So rounding off values -as I see it- is just a useful practice for labelling and not filling up the charts with numbers. Also useful to identify comparison stars*. But there is no reason I can think of not to use the accurate V values to reduce the estimates. We haven't talked about using the photometry table values to reduce the visual estimates. Maybe it's time to do it.

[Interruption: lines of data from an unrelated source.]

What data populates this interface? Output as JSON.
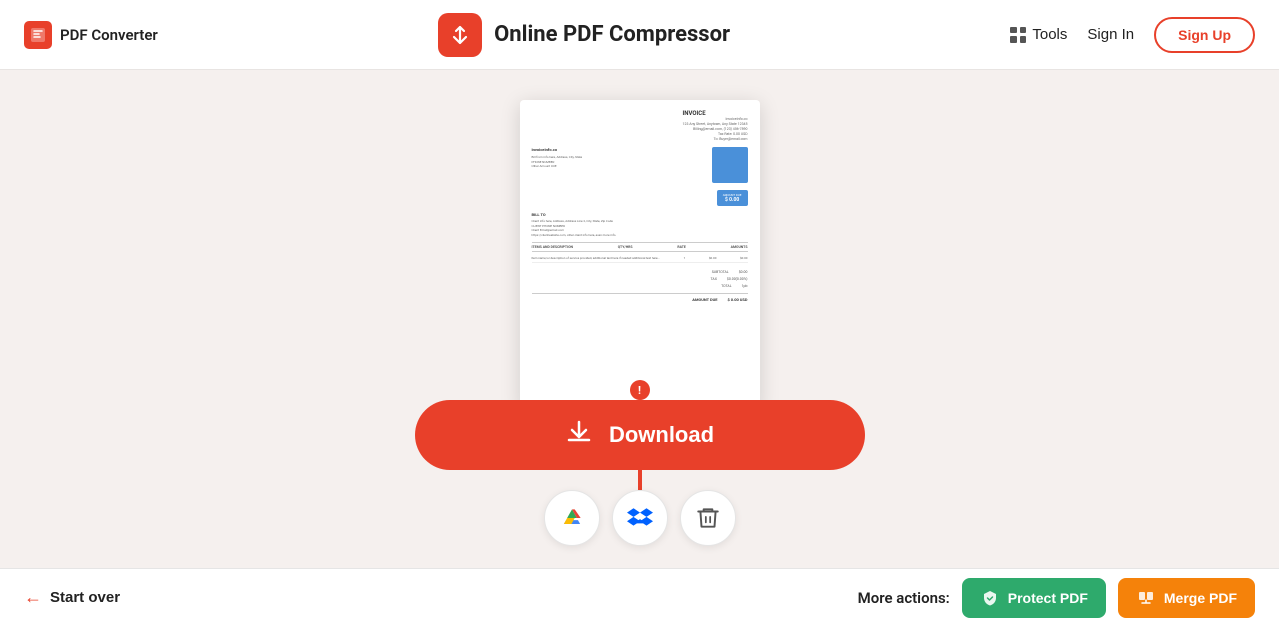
{
  "header": {
    "brand_label": "PDF Converter",
    "title": "Online PDF Compressor",
    "tools_label": "Tools",
    "signin_label": "Sign In",
    "signup_label": "Sign Up"
  },
  "download": {
    "button_label": "Download"
  },
  "storage": {
    "google_drive_label": "google-drive-icon",
    "dropbox_label": "dropbox-icon",
    "delete_label": "delete-icon"
  },
  "bottom": {
    "start_over_label": "Start over",
    "more_actions_label": "More actions:",
    "protect_label": "Protect PDF",
    "merge_label": "Merge PDF"
  },
  "invoice": {
    "title": "INVOICE",
    "amount": "$ 0.00",
    "amount_due_label": "AMOUNT DUE",
    "amount_due": "$ 0.00 USD",
    "bill_to": "BILL TO",
    "subtotal": "SUBTOTAL",
    "total": "TOTAL",
    "items_header": "ITEMS AND DESCRIPTION"
  }
}
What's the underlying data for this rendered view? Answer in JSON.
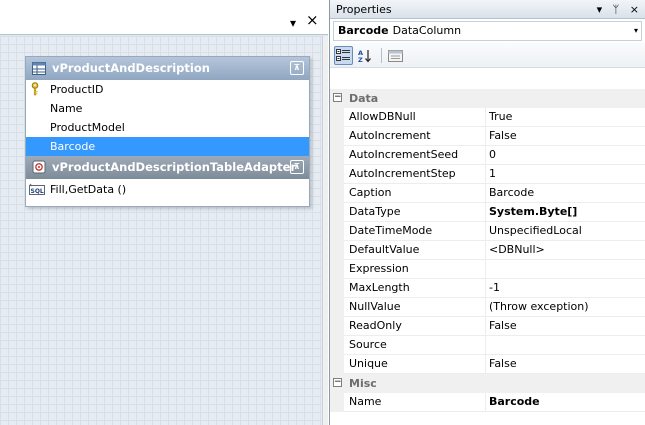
{
  "designer": {
    "controls": {
      "dropdown_glyph": "▾",
      "close_glyph": "×"
    },
    "table": {
      "title": "vProductAndDescription",
      "collapse_glyph": "⊼",
      "columns": [
        {
          "label": "ProductID",
          "is_key": true,
          "selected": false
        },
        {
          "label": "Name",
          "is_key": false,
          "selected": false
        },
        {
          "label": "ProductModel",
          "is_key": false,
          "selected": false
        },
        {
          "label": "Barcode",
          "is_key": false,
          "selected": true
        }
      ],
      "key_icon": "key-icon"
    },
    "adapter": {
      "title": "vProductAndDescriptionTableAdapter",
      "collapse_glyph": "⊼",
      "methods": [
        "Fill,GetData ()"
      ],
      "method_icon": "sql-icon"
    }
  },
  "properties": {
    "title": "Properties",
    "title_controls": [
      "▾",
      "ᛘ",
      "×"
    ],
    "object": {
      "name": "Barcode",
      "type": "DataColumn",
      "dropdown_glyph": "▾"
    },
    "toolbar": {
      "categorized_icon": "categorized-icon",
      "alphabetical_icon": "alphabetical-icon",
      "property_pages_icon": "property-pages-icon",
      "active": "categorized"
    },
    "categories": [
      {
        "name": "Data",
        "expanded": true,
        "toggle": "⊟",
        "properties": [
          {
            "name": "AllowDBNull",
            "value": "True",
            "bold": false
          },
          {
            "name": "AutoIncrement",
            "value": "False",
            "bold": false
          },
          {
            "name": "AutoIncrementSeed",
            "value": "0",
            "bold": false
          },
          {
            "name": "AutoIncrementStep",
            "value": "1",
            "bold": false
          },
          {
            "name": "Caption",
            "value": "Barcode",
            "bold": false
          },
          {
            "name": "DataType",
            "value": "System.Byte[]",
            "bold": true
          },
          {
            "name": "DateTimeMode",
            "value": "UnspecifiedLocal",
            "bold": false
          },
          {
            "name": "DefaultValue",
            "value": "<DBNull>",
            "bold": false
          },
          {
            "name": "Expression",
            "value": "",
            "bold": false
          },
          {
            "name": "MaxLength",
            "value": "-1",
            "bold": false
          },
          {
            "name": "NullValue",
            "value": "(Throw exception)",
            "bold": false
          },
          {
            "name": "ReadOnly",
            "value": "False",
            "bold": false
          },
          {
            "name": "Source",
            "value": "",
            "bold": false
          },
          {
            "name": "Unique",
            "value": "False",
            "bold": false
          }
        ]
      },
      {
        "name": "Misc",
        "expanded": true,
        "toggle": "⊟",
        "properties": [
          {
            "name": "Name",
            "value": "Barcode",
            "bold": true
          }
        ]
      }
    ]
  },
  "colors": {
    "selection": "#3399ff",
    "table_header": "#8fa6c1",
    "adapter_header": "#7e8b98"
  }
}
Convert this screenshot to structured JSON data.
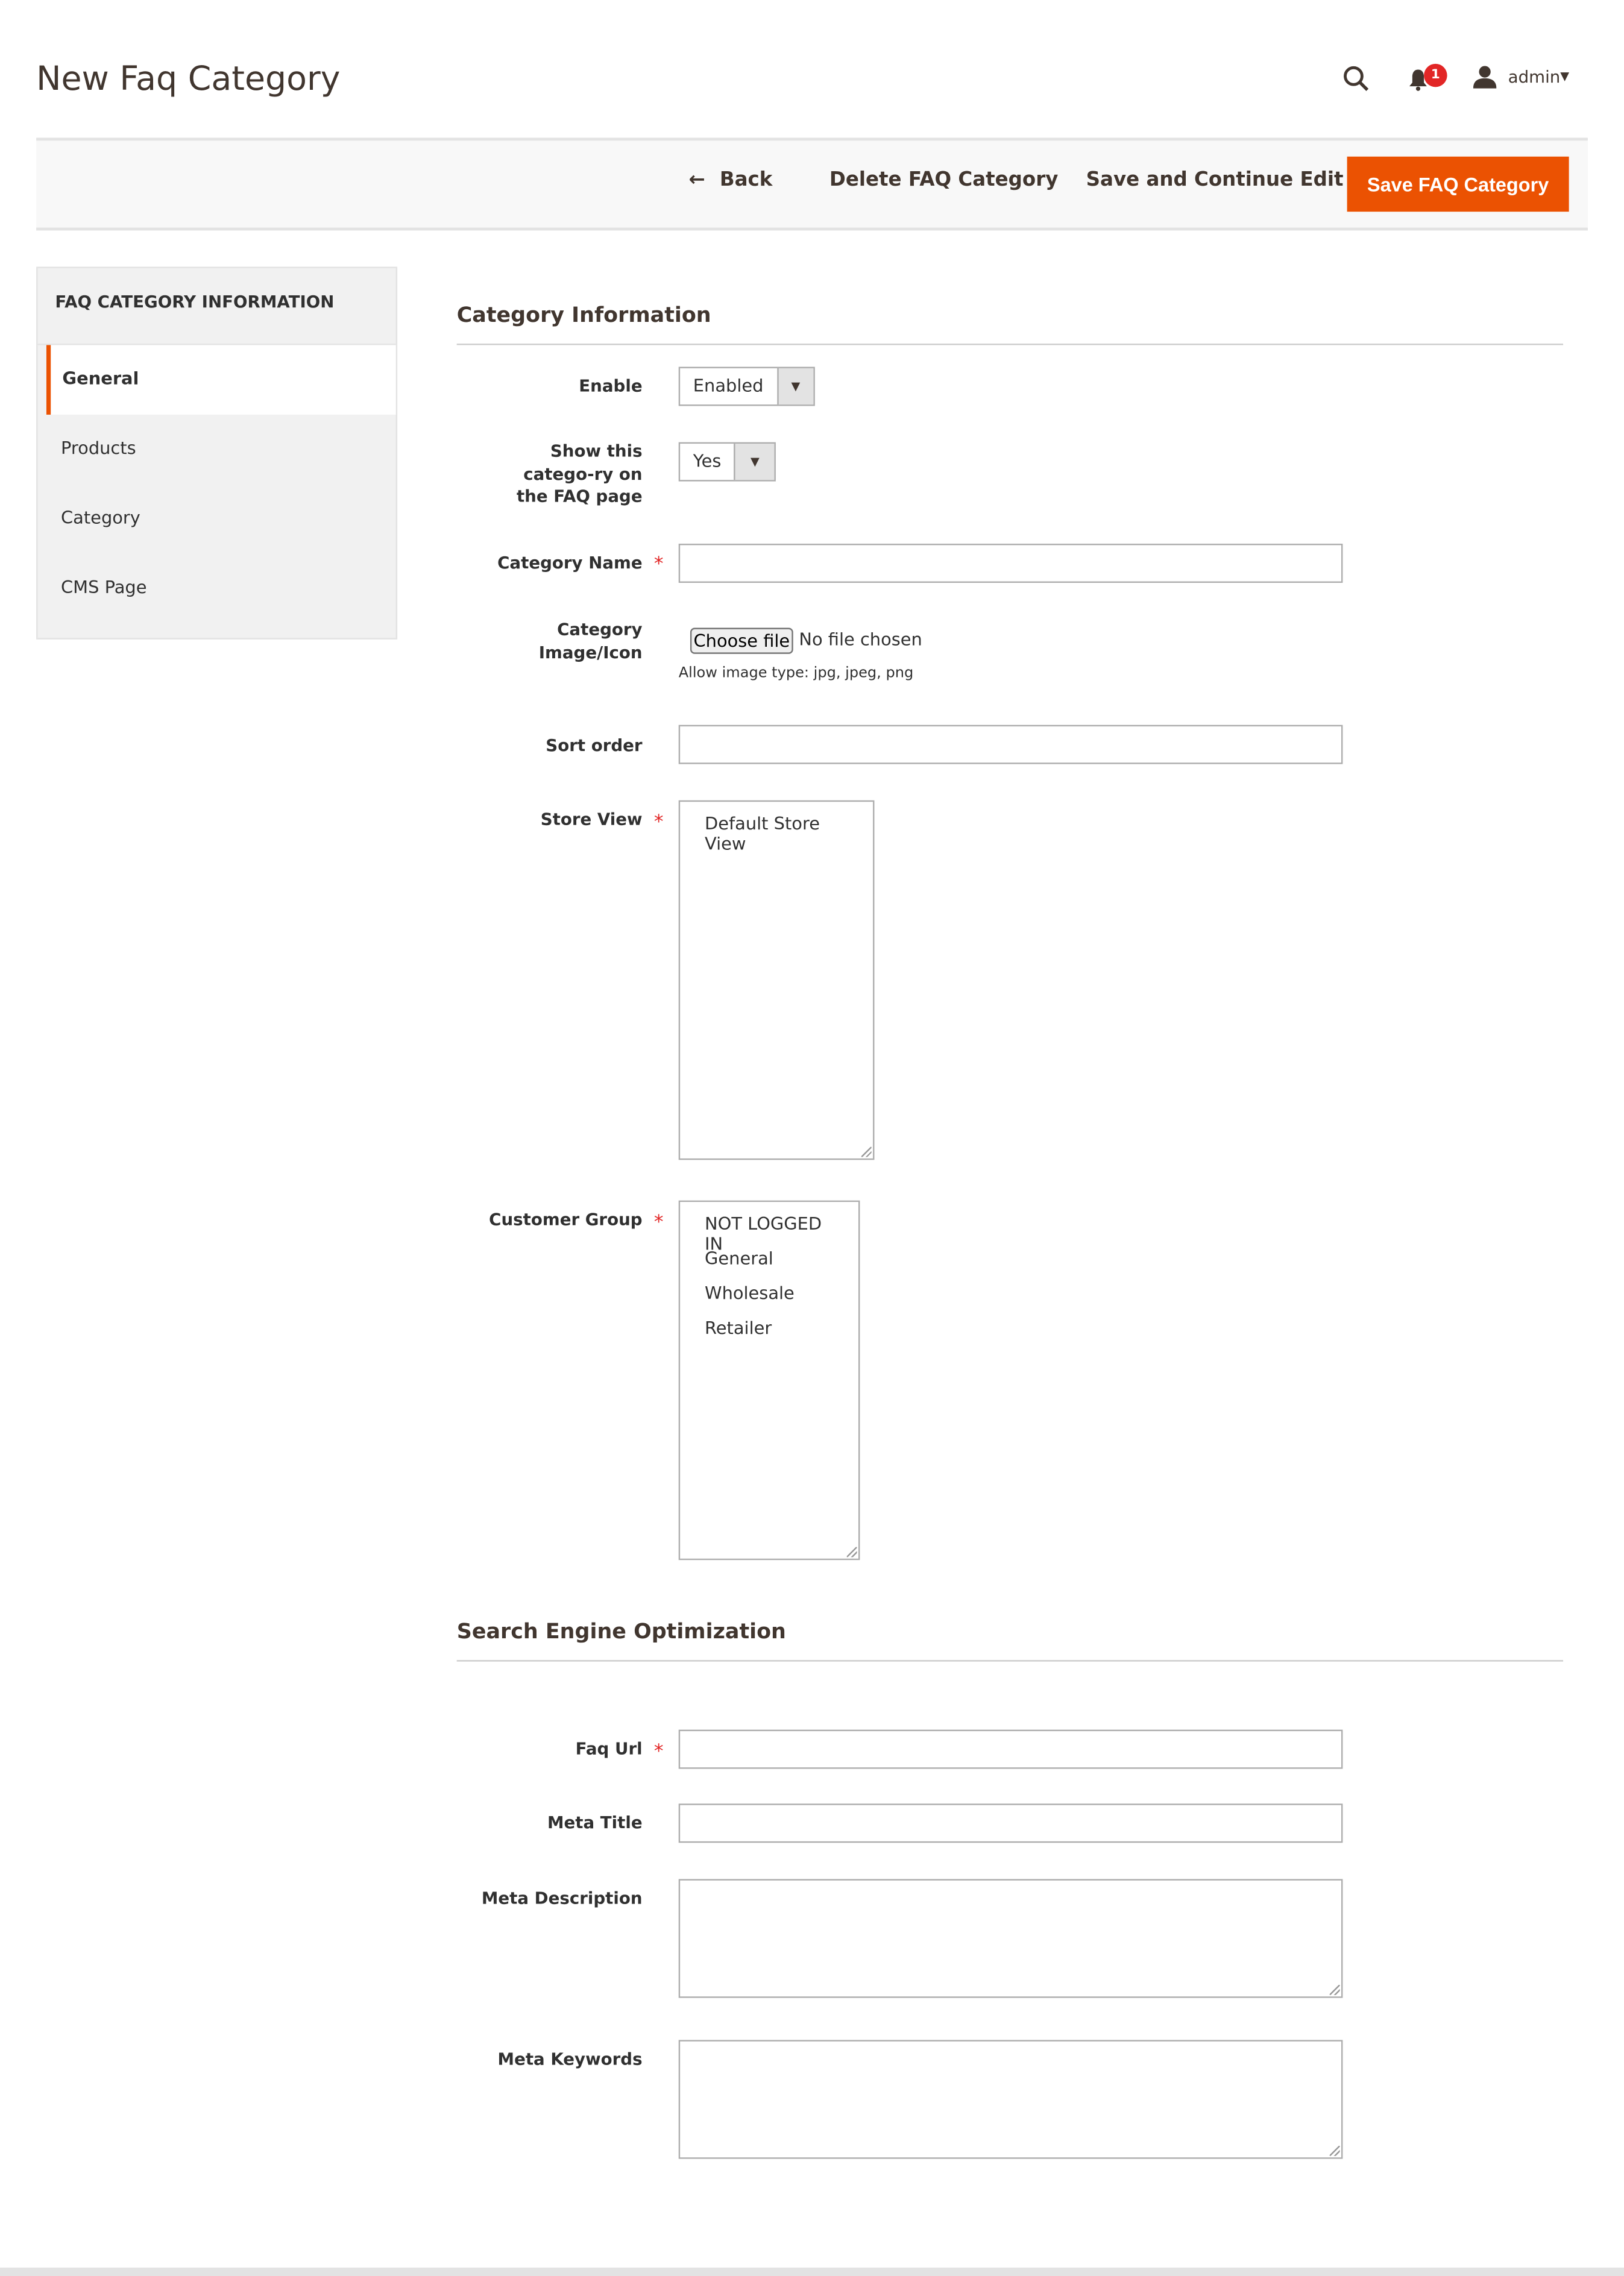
{
  "page": {
    "title": "New Faq Category"
  },
  "header": {
    "user": "admin",
    "notifications": "1",
    "icons": [
      "search-icon",
      "bell-icon",
      "user-icon",
      "caret-down-icon"
    ]
  },
  "toolbar": {
    "back": "Back",
    "delete": "Delete FAQ Category",
    "save_continue": "Save and Continue Edit",
    "save": "Save FAQ Category",
    "accent": "#eb5202"
  },
  "sidebar": {
    "heading": "FAQ CATEGORY INFORMATION",
    "items": [
      {
        "label": "General",
        "active": true
      },
      {
        "label": "Products"
      },
      {
        "label": "Category"
      },
      {
        "label": "CMS Page"
      }
    ]
  },
  "sections": {
    "info": {
      "title": "Category Information",
      "enable": {
        "label": "Enable",
        "value": "Enabled"
      },
      "show": {
        "label": "Show this catego-ry on the FAQ page",
        "value": "Yes"
      },
      "name": {
        "label": "Category Name",
        "value": ""
      },
      "image": {
        "label": "Category Image/Icon",
        "button": "Choose file",
        "status": "No file chosen",
        "note": "Allow image type: jpg, jpeg, png"
      },
      "sort": {
        "label": "Sort order",
        "value": ""
      },
      "store": {
        "label": "Store View",
        "options": [
          "Default Store View"
        ]
      },
      "group": {
        "label": "Customer Group",
        "options": [
          "NOT LOGGED IN",
          "General",
          "Wholesale",
          "Retailer"
        ]
      }
    },
    "seo": {
      "title": "Search Engine Optimization",
      "url": {
        "label": "Faq Url",
        "value": ""
      },
      "meta_title": {
        "label": "Meta Title",
        "value": ""
      },
      "meta_desc": {
        "label": "Meta Description",
        "value": ""
      },
      "meta_kw": {
        "label": "Meta Keywords",
        "value": ""
      }
    }
  },
  "required_mark": "*"
}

*This chart also shows a situation that we have solved in the past by adding an uppercase letter to the lable: when we have two stars with the same rounded magnitude in the sequence.
In this case, especially for Northern observers, having Castor and Pollux so close to each other may make it useful to use Castor when the star is between 1.1 and 1.6. For Southern observers, Adhara and Bellatrix will be much better when the star is 1.5-1.6 (like right now!). So we have two "16" stars.
For now, the solution is labelling Castor as 16N and Bellatrix as 16W.
Some time in the future maybe we could think about giving two decimal places for chart reports to avoid this. But do not complicate things unnecessary right now!

American Association of Variable Star Observers (AAVSO)
Betelgeuse second minimum?

Several AAVSO contributors have posted an ATel in the last few hours suggesting that Betelgeuse has gone through a shallow minimum in recent weeks, and is brightening again:

The AAVSO record is rather sparse and scattered.  It seems that reliable photoelectric or other properly-calibrated photometry against similarly red stars is necessary at this point.